The main objective of Assembly Bill 680/ Senate Bill 547 is to provide an additional phosphorus compliance option for point sources that can provide certainty for planning and implementation, avoid large capital and operating costs with advanced treatment and make real progress in reducing phosphorus from point and nonpoint sources.
The basic structure of the bill is to use a multi-discharger variance concept similar to that used in Wisconsin for chlorides. The key elements would be:
- A statewide finding on economic impact by the Department of Administration in consultation with DNR. The finding would be reviewed periodically;
- An opt-in provision for permittees if they certify that they cannot meet the WQBEL for phosphorus without a major facility upgrade;
- A requirement for interim limits similar to that used in adaptive management;
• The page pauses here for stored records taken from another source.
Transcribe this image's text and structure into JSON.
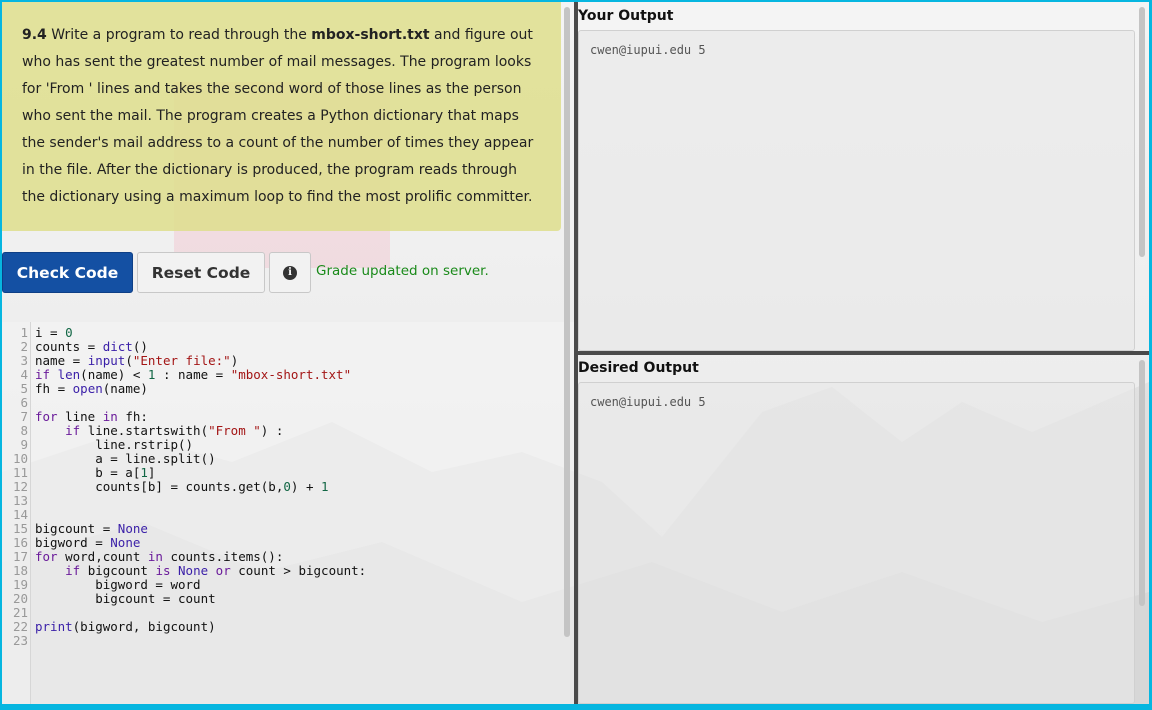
{
  "problem": {
    "number": "9.4",
    "text_before": " Write a program to read through the ",
    "filename": "mbox-short.txt",
    "text_after": " and figure out who has sent the greatest number of mail messages. The program looks for 'From ' lines and takes the second word of those lines as the person who sent the mail. The program creates a Python dictionary that maps the sender's mail address to a count of the number of times they appear in the file. After the dictionary is produced, the program reads through the dictionary using a maximum loop to find the most prolific committer."
  },
  "toolbar": {
    "check_label": "Check Code",
    "reset_label": "Reset Code",
    "info_icon": "info-icon",
    "status": "Grade updated on server."
  },
  "editor": {
    "lines": [
      "i = 0",
      "counts = dict()",
      "name = input(\"Enter file:\")",
      "if len(name) < 1 : name = \"mbox-short.txt\"",
      "fh = open(name)",
      "",
      "for line in fh:",
      "    if line.startswith(\"From \") :",
      "        line.rstrip()",
      "        a = line.split()",
      "        b = a[1]",
      "        counts[b] = counts.get(b,0) + 1",
      "",
      "",
      "bigcount = None",
      "bigword = None",
      "for word,count in counts.items():",
      "    if bigcount is None or count > bigcount:",
      "        bigword = word",
      "        bigcount = count",
      "",
      "print(bigword, bigcount)",
      ""
    ]
  },
  "your_output": {
    "title": "Your Output",
    "text": "cwen@iupui.edu 5"
  },
  "desired_output": {
    "title": "Desired Output",
    "text": "cwen@iupui.edu 5"
  },
  "colors": {
    "frame_border": "#06b6e0",
    "check_button": "#1450a3",
    "status_text": "#1a8a1a",
    "problem_bg": "#dede8c"
  }
}
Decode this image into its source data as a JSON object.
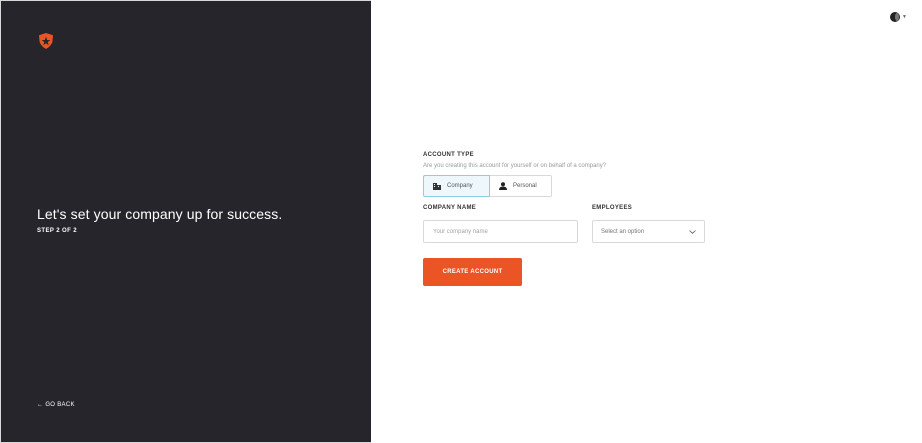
{
  "left_panel": {
    "headline": "Let's set your company up for success.",
    "step": "STEP 2 OF 2",
    "go_back": "GO BACK",
    "background_color": "#26252b",
    "logo_color": "#eb5424",
    "logo_icon": "shield-star-icon"
  },
  "header": {
    "avatar_icon": "user-avatar-icon",
    "avatar_menu_icon": "chevron-down-icon"
  },
  "form": {
    "account_type": {
      "label": "ACCOUNT TYPE",
      "help": "Are you creating this account for yourself or on behalf of a company?",
      "options": [
        {
          "label": "Company",
          "icon": "building-icon",
          "selected": true
        },
        {
          "label": "Personal",
          "icon": "person-icon",
          "selected": false
        }
      ]
    },
    "company_name": {
      "label": "COMPANY NAME",
      "placeholder": "Your company name",
      "value": ""
    },
    "employees": {
      "label": "EMPLOYEES",
      "placeholder": "Select an option",
      "icon": "chevron-down-icon"
    },
    "submit_label": "CREATE ACCOUNT",
    "accent_color": "#eb5424"
  }
}
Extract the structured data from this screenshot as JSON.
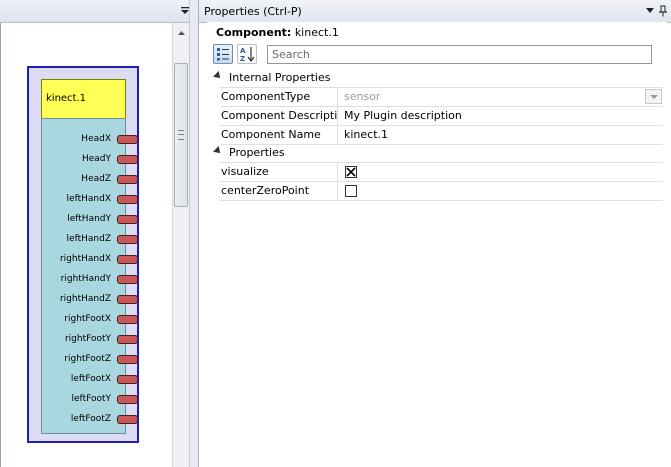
{
  "properties_panel": {
    "title": "Properties (Ctrl-P)",
    "component_prefix": "Component:",
    "component_name": "kinect.1",
    "search_placeholder": "Search",
    "categories": [
      {
        "label": "Internal Properties",
        "rows": [
          {
            "name": "ComponentType",
            "value": "sensor"
          },
          {
            "name": "Component Description",
            "value": "My Plugin description"
          },
          {
            "name": "Component Name",
            "value": "kinect.1"
          }
        ]
      },
      {
        "label": "Properties",
        "rows": [
          {
            "name": "visualize",
            "checked": true
          },
          {
            "name": "centerZeroPoint",
            "checked": false
          }
        ]
      }
    ]
  },
  "canvas": {
    "component": {
      "title": "kinect.1",
      "ports": [
        "HeadX",
        "HeadY",
        "HeadZ",
        "leftHandX",
        "leftHandY",
        "leftHandZ",
        "rightHandX",
        "rightHandY",
        "rightHandZ",
        "rightFootX",
        "rightFootY",
        "rightFootZ",
        "leftFootX",
        "leftFootY",
        "leftFootZ"
      ]
    }
  },
  "colors": {
    "title_bar": "#ffff55",
    "block_body": "#a9d7df",
    "block_border": "#1d1fb0",
    "port": "#c65a5a"
  },
  "icons": {
    "left_menu": "chevron-down-menu-icon",
    "props_menu": "dropdown-arrow-icon",
    "pin": "pin-icon",
    "categorized": "categorized-view-icon",
    "alphabetical": "sort-az-icon"
  }
}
- A requirement for phosphorus reduction in nonpoint sources undertaken by the permittees (as described below); and
- The variance extends for four permit terms. At the end of the fourth permit term the WQBEL takes effect.
Permittees would be responsible for achieving reductions of phosphorus from nonpoint sources equal to the difference of their current actual discharge level and a target value of 0.2 mg/l. Such reductions could be achieved by any of the following:
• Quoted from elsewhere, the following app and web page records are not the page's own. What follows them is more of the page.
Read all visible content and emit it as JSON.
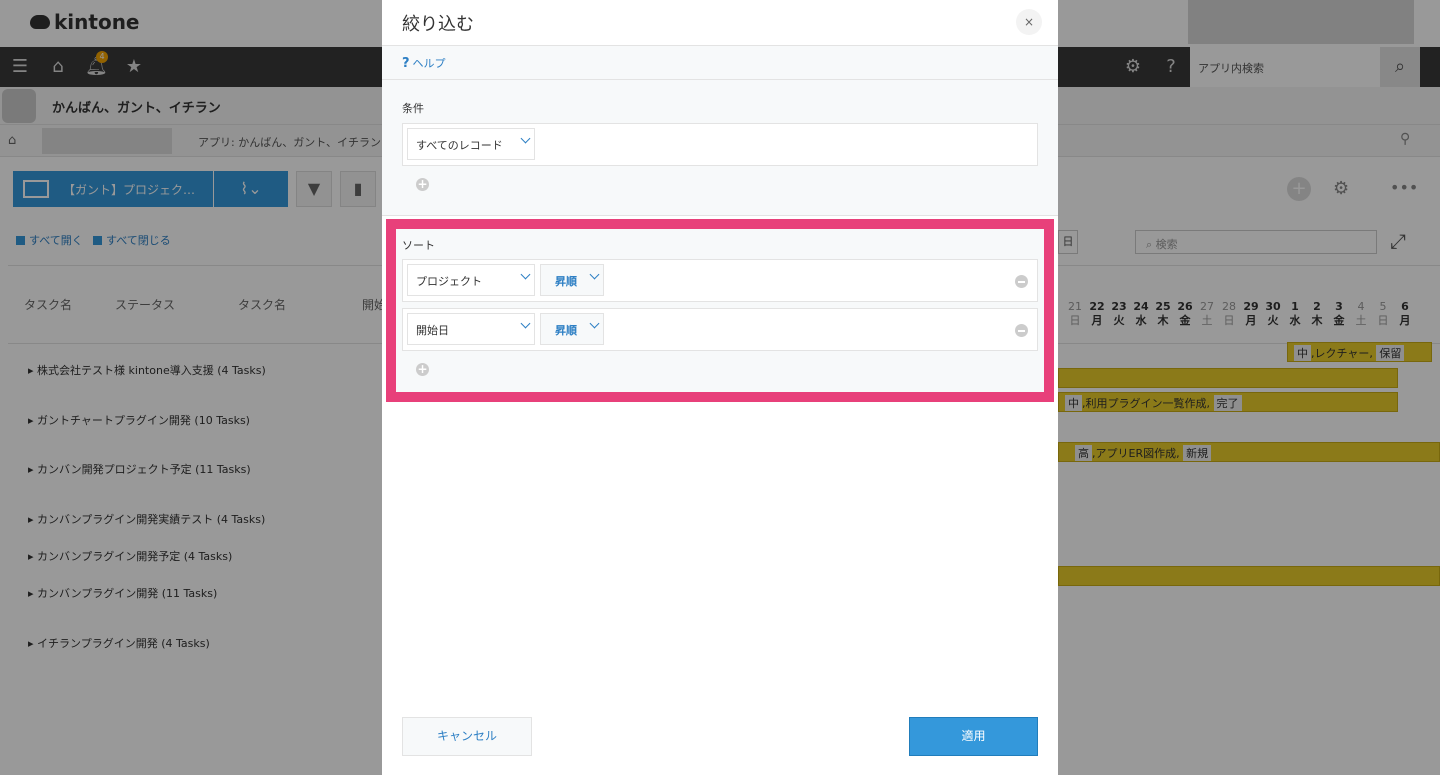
{
  "app": {
    "logo": "kintone",
    "notification_count": "4",
    "search_placeholder": "アプリ内検索",
    "title": "かんばん、ガント、イチラン",
    "breadcrumb_app": "アプリ: かんばん、ガント、イチラン"
  },
  "toolbar": {
    "view_name": "【ガント】プロジェク…",
    "expand_all": "すべて開く",
    "collapse_all": "すべて閉じる",
    "gantt_search_placeholder": "検索",
    "date_box": "日"
  },
  "grid": {
    "columns": [
      "タスク名",
      "ステータス",
      "タスク名",
      "開始"
    ],
    "projects": [
      "株式会社テスト様 kintone導入支援  (4 Tasks)",
      "ガントチャートプラグイン開発  (10 Tasks)",
      "カンバン開発プロジェクト予定  (11 Tasks)",
      "カンバンプラグイン開発実績テスト  (4 Tasks)",
      "カンバンプラグイン開発予定  (4 Tasks)",
      "カンバンプラグイン開発  (11 Tasks)",
      "イチランプラグイン開発  (4 Tasks)"
    ],
    "days": [
      {
        "n": "21",
        "w": "日"
      },
      {
        "n": "22",
        "w": "月"
      },
      {
        "n": "23",
        "w": "火"
      },
      {
        "n": "24",
        "w": "水"
      },
      {
        "n": "25",
        "w": "木"
      },
      {
        "n": "26",
        "w": "金"
      },
      {
        "n": "27",
        "w": "土"
      },
      {
        "n": "28",
        "w": "日"
      },
      {
        "n": "29",
        "w": "月"
      },
      {
        "n": "30",
        "w": "火"
      },
      {
        "n": "1",
        "w": "水"
      },
      {
        "n": "2",
        "w": "木"
      },
      {
        "n": "3",
        "w": "金"
      },
      {
        "n": "4",
        "w": "土"
      },
      {
        "n": "5",
        "w": "日"
      },
      {
        "n": "6",
        "w": "月"
      }
    ],
    "bars": {
      "bar1_priority": "中",
      "bar1_text": ",レクチャー,",
      "bar1_status": "保留",
      "bar2_priority": "中",
      "bar2_text": ",利用プラグイン一覧作成,",
      "bar2_status": "完了",
      "bar3_priority": "高",
      "bar3_text": ",アプリER図作成,",
      "bar3_status": "新規"
    }
  },
  "modal": {
    "title": "絞り込む",
    "close": "×",
    "help": "ヘルプ",
    "condition_label": "条件",
    "condition_select": "すべてのレコード",
    "sort_label": "ソート",
    "sort_rows": [
      {
        "field": "プロジェクト",
        "order": "昇順"
      },
      {
        "field": "開始日",
        "order": "昇順"
      }
    ],
    "cancel": "キャンセル",
    "apply": "適用"
  },
  "colors": {
    "accent": "#3498db",
    "highlight": "#e8407a",
    "gantt_bar": "#e8cc2a"
  }
}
- Payment of $50/pound to counties within the discharger’s basin to provide cost share dollars and staff for nonpoint implementation in accordance with Chapter NR 151;
- A project approved by DNR implemented by the permittee that results in a phosphorus reduction; or
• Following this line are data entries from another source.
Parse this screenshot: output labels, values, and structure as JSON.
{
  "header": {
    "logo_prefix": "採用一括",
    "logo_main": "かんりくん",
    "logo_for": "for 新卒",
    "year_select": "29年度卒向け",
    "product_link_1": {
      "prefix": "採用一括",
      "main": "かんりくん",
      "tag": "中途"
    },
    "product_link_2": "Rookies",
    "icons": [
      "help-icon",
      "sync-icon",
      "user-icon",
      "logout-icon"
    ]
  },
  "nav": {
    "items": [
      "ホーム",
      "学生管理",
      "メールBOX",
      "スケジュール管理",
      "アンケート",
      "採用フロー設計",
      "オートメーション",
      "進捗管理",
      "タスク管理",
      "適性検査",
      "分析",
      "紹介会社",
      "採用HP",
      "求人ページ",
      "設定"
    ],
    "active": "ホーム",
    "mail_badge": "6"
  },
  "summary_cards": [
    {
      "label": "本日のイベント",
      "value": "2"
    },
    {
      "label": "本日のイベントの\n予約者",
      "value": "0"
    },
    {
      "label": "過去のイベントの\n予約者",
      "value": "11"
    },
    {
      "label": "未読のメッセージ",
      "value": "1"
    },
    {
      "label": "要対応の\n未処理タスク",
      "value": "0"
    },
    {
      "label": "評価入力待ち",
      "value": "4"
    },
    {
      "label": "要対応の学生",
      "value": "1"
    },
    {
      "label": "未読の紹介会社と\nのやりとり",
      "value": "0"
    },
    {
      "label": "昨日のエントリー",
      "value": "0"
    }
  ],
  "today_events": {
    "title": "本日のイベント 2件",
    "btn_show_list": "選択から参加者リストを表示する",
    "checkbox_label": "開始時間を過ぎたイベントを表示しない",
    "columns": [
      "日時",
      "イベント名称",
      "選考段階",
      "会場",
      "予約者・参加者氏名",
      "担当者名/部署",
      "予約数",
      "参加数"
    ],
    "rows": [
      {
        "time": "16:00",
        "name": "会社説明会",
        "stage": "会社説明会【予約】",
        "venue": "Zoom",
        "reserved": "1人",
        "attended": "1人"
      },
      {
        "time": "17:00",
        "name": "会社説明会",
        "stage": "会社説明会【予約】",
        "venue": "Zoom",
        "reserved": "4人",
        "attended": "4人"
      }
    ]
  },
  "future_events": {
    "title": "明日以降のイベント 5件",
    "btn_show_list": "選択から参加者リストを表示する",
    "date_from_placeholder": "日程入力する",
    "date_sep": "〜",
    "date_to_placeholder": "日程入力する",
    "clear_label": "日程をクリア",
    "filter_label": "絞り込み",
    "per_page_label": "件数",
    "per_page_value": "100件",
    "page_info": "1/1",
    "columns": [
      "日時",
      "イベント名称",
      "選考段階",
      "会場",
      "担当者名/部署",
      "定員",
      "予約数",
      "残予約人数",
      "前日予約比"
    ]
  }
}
- A project approved by DNR implemented by a third party that results in a phosphorus reduction.
This option does not preclude a permittee from using adaptive management or water quality trading. It is just another compliance option. Additionally, the bill proposes to extend the adaptive management timeline to twenty years to be consistent with the variance option.
An amendment has been offered which includes the following changes:
• Where a permittee is subject to an approved total maximum daily load, the target value for that permittee is set at the amount the permittee is allowed to discharge under the TMDL instead of 0.2 mg/l.
• More accountability for the counties regarding the use of the payments for cost share and non-point programs.
The bill has been passed by the Senate Committee on Government Operations, Public Works and Telecommunication. The Assembly Committee on Environment and Forestry held a hearing on the bill but has yet to schedule an executive session on the bill.